(Data extracted from a collection)
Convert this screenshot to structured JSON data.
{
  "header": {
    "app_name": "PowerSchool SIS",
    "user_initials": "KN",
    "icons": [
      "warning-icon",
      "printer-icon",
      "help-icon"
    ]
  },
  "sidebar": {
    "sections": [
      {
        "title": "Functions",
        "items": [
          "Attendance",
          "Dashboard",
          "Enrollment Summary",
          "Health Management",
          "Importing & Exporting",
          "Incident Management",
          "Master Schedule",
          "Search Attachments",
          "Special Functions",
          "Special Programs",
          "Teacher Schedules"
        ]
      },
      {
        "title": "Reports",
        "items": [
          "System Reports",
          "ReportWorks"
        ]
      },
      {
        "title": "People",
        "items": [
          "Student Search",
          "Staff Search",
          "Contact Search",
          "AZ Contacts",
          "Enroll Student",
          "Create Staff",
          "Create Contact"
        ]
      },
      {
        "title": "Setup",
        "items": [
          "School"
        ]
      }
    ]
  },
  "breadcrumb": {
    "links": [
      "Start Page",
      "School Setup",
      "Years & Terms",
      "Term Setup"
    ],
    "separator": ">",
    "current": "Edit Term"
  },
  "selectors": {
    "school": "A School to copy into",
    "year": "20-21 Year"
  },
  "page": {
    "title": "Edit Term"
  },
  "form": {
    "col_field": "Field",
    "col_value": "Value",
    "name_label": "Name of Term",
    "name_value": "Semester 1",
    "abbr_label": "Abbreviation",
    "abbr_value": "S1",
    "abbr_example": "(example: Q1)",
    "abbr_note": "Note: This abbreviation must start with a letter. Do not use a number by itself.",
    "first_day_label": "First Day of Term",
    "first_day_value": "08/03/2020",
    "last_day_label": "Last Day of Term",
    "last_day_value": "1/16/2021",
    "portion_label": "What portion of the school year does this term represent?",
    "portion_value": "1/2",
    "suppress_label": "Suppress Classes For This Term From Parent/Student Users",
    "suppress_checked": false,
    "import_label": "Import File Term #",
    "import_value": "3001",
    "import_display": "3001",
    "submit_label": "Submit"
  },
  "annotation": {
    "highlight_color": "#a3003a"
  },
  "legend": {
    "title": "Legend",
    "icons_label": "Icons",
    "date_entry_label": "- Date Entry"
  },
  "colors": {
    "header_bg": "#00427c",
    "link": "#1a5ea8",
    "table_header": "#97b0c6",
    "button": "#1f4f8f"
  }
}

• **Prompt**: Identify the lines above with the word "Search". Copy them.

• **Solution to this problem**:
          "Search Attachments",
          "Student Search",
          "Staff Search",
          "Contact Search",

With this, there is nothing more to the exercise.